• TASK PROMPT
Locate the word "JSON" in the entries below, then gather every line that holds it.

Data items

++++

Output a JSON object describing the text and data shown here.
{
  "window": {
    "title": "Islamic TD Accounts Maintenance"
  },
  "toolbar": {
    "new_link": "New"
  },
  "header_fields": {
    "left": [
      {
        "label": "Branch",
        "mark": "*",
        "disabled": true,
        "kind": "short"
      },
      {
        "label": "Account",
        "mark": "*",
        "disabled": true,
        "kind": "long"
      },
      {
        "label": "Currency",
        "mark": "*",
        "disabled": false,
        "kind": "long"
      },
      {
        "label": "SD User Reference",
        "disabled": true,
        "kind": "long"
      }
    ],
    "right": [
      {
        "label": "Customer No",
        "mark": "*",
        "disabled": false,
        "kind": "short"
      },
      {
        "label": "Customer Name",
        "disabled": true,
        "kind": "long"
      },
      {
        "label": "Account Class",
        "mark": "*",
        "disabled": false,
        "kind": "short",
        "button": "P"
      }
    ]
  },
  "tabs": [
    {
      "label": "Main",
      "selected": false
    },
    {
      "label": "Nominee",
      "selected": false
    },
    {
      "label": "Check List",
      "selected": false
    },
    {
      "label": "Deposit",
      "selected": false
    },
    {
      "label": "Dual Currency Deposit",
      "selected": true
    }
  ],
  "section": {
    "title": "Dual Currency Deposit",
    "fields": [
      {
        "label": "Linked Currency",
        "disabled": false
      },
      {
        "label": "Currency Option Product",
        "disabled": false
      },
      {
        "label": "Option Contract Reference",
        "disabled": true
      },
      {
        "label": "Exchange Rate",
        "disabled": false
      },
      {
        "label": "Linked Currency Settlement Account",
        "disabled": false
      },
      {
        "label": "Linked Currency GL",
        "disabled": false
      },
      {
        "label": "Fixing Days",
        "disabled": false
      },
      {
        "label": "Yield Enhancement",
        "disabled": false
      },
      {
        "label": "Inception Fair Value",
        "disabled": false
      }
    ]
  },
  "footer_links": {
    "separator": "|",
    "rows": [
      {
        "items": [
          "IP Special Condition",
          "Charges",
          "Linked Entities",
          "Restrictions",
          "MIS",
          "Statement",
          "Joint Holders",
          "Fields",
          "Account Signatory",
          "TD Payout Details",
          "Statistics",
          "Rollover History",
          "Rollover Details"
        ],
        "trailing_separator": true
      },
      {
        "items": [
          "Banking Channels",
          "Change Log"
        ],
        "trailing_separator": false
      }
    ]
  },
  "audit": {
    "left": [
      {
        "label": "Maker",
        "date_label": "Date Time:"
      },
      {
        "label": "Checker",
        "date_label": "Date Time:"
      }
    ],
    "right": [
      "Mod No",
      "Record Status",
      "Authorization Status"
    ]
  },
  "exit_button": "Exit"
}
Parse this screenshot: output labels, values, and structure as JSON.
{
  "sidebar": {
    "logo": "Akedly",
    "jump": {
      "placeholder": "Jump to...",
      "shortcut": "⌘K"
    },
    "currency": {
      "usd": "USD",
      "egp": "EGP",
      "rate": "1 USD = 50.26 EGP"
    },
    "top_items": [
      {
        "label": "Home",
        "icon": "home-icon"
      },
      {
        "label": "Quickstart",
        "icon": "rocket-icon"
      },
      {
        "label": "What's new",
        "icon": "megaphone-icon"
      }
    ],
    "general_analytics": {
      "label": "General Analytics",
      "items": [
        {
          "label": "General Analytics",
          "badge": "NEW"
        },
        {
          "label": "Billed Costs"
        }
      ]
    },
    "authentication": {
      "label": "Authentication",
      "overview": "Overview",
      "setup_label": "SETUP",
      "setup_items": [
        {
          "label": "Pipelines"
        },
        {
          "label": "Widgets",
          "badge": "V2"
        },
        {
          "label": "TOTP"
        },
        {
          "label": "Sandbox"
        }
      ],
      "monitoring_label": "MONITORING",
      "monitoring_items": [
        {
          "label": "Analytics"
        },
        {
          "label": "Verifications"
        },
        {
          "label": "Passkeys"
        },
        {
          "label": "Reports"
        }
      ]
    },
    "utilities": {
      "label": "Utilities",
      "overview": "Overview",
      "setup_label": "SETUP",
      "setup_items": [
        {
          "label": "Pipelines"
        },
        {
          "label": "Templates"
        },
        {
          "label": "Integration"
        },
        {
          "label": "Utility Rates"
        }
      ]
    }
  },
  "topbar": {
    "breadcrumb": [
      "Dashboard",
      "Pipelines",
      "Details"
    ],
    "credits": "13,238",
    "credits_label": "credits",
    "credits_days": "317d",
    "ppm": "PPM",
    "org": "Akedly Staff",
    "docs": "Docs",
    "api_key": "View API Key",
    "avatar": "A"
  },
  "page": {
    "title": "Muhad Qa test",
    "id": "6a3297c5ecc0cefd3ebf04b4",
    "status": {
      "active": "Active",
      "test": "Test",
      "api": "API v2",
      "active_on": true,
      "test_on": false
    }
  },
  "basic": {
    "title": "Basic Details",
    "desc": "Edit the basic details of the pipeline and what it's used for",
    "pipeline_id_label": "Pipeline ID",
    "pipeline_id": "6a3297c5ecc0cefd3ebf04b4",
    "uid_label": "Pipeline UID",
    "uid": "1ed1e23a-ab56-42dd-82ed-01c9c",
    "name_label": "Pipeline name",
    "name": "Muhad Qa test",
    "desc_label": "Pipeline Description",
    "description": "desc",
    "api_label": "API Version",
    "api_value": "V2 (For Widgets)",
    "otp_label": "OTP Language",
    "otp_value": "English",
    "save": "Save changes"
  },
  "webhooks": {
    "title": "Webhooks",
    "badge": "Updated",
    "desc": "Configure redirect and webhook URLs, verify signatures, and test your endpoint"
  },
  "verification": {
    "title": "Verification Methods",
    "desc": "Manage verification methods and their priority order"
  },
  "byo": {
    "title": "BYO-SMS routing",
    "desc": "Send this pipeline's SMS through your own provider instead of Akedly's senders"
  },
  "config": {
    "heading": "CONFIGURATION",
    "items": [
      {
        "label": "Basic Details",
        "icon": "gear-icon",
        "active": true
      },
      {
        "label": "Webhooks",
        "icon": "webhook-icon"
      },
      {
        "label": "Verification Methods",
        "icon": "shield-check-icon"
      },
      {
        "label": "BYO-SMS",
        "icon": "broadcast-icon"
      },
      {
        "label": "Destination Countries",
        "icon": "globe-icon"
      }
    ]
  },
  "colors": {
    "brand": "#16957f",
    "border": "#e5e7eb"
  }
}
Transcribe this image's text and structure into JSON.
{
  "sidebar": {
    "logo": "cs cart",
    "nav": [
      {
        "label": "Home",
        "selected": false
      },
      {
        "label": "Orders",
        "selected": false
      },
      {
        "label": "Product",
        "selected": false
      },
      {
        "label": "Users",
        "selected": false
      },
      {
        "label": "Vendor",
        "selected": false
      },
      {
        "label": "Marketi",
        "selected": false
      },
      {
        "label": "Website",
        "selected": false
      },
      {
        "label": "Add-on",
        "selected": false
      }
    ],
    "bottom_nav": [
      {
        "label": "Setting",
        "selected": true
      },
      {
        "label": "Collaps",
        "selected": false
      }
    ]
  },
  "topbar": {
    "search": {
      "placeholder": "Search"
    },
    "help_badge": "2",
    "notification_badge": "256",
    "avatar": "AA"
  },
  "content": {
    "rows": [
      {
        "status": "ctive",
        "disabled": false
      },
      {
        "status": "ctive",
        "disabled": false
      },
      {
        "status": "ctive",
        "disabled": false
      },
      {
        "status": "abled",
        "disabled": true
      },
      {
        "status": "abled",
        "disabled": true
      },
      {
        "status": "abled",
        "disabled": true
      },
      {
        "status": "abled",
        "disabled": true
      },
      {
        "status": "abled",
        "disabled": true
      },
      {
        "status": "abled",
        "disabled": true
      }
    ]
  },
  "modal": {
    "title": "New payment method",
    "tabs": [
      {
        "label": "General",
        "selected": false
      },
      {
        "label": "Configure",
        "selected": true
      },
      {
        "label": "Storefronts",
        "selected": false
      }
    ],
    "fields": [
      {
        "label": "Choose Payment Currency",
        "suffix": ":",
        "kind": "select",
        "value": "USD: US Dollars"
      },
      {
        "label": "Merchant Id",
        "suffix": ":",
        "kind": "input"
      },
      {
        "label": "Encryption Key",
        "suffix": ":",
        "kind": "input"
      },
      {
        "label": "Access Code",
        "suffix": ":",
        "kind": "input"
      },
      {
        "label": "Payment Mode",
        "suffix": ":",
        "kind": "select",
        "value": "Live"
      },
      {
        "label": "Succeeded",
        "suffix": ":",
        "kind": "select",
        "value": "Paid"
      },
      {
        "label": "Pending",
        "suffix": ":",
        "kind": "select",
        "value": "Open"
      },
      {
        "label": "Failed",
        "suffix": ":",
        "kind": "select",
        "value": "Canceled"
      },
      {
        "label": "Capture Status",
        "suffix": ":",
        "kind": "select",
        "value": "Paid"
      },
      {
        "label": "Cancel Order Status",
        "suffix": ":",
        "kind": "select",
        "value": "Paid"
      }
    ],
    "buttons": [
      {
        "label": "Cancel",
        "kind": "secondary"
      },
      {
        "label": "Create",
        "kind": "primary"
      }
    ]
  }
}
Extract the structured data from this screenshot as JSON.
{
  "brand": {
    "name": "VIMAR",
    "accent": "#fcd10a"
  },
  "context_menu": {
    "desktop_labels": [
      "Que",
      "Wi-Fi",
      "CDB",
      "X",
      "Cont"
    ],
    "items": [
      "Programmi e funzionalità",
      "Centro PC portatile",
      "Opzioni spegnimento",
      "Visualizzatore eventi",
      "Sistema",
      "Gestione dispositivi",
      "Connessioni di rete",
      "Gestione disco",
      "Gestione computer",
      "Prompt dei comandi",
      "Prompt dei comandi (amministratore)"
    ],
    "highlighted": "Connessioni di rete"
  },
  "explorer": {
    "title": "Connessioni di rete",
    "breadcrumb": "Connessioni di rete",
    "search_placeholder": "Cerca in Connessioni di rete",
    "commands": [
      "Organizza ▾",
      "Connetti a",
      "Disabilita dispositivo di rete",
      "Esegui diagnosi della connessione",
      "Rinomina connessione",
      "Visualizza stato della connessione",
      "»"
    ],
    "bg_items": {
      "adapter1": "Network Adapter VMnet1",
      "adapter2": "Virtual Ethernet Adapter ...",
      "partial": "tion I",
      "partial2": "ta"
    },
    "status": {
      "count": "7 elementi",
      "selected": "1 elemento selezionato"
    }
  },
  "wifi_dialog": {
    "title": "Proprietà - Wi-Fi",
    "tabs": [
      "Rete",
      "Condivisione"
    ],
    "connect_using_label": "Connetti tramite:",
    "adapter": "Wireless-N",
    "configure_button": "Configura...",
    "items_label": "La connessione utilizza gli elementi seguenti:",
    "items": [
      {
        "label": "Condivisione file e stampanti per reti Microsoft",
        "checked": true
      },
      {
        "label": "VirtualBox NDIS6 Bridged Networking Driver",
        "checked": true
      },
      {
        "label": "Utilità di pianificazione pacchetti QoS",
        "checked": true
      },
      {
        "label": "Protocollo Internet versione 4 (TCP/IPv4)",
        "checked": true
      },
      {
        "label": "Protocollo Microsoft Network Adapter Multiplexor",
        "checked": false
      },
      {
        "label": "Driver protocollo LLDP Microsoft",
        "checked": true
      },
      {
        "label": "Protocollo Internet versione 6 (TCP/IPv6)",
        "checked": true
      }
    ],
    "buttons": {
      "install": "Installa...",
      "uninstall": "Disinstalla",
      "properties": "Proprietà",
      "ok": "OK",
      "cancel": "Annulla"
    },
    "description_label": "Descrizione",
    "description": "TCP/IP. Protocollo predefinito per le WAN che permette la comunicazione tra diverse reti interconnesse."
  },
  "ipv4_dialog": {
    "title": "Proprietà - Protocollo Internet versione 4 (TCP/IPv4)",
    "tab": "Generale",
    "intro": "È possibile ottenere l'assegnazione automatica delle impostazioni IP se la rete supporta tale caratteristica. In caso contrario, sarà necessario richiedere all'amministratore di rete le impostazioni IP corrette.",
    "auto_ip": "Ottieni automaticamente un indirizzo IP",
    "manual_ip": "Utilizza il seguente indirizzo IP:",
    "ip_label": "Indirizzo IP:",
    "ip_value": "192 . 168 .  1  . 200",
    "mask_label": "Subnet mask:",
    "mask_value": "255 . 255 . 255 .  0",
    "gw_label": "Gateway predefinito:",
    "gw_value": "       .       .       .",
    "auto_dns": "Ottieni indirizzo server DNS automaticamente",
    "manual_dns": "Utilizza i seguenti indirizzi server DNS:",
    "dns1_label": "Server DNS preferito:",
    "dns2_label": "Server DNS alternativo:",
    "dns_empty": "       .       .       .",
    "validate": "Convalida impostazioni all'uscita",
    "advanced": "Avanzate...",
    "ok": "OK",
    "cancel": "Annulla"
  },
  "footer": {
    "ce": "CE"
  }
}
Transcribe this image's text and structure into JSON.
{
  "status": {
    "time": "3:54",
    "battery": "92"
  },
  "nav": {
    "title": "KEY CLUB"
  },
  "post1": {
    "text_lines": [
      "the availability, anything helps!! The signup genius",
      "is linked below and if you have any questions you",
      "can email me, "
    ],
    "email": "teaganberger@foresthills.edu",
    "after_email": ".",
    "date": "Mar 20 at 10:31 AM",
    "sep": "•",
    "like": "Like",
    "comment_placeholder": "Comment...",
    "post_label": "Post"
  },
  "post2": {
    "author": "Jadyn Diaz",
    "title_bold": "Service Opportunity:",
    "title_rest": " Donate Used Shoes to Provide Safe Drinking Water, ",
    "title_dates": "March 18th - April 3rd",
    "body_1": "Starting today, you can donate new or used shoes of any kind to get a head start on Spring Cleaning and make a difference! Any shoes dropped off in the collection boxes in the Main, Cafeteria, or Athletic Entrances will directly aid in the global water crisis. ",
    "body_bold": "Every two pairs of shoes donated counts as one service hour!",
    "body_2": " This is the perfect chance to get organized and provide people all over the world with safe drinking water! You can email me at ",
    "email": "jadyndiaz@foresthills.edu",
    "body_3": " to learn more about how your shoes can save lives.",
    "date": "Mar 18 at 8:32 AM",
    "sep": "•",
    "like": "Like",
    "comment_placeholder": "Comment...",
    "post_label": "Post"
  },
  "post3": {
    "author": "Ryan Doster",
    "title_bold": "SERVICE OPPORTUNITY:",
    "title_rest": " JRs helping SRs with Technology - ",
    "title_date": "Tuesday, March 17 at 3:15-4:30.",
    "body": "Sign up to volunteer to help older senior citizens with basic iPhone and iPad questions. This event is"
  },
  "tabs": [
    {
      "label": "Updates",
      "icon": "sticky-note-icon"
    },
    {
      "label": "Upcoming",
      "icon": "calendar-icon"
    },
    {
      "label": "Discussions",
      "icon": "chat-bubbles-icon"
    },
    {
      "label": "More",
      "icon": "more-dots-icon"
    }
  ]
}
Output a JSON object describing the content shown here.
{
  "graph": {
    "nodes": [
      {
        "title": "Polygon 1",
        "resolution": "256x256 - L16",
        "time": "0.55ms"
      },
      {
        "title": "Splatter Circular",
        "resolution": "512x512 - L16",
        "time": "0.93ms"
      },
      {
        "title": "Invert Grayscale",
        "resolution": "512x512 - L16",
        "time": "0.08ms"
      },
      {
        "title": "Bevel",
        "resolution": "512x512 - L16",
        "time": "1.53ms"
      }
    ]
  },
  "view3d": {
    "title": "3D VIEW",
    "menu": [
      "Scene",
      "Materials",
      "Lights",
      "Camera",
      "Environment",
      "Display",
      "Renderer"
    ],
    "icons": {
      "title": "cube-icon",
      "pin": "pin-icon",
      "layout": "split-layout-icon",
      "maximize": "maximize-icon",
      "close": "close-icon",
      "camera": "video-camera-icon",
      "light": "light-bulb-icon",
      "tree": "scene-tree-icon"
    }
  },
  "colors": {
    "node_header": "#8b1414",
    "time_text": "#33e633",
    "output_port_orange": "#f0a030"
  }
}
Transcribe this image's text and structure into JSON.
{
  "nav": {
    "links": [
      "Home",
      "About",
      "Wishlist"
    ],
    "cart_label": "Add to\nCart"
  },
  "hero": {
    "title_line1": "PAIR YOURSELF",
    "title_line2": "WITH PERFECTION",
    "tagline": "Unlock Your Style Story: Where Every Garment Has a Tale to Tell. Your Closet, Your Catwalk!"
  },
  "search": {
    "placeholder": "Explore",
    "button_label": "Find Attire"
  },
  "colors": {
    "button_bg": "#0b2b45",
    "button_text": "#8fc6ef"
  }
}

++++

• RESULT BELOW
Output a JSON object describing the text and data shown here.
Parse this screenshot: output labels, values, and structure as JSON.
Transcribe this image's text and structure into JSON.
Extract the structured data from this screenshot as JSON.
Transcribe this image's text and structure into JSON.
Output a JSON object describing the content shown here.
Transcribe this image's text and structure into JSON.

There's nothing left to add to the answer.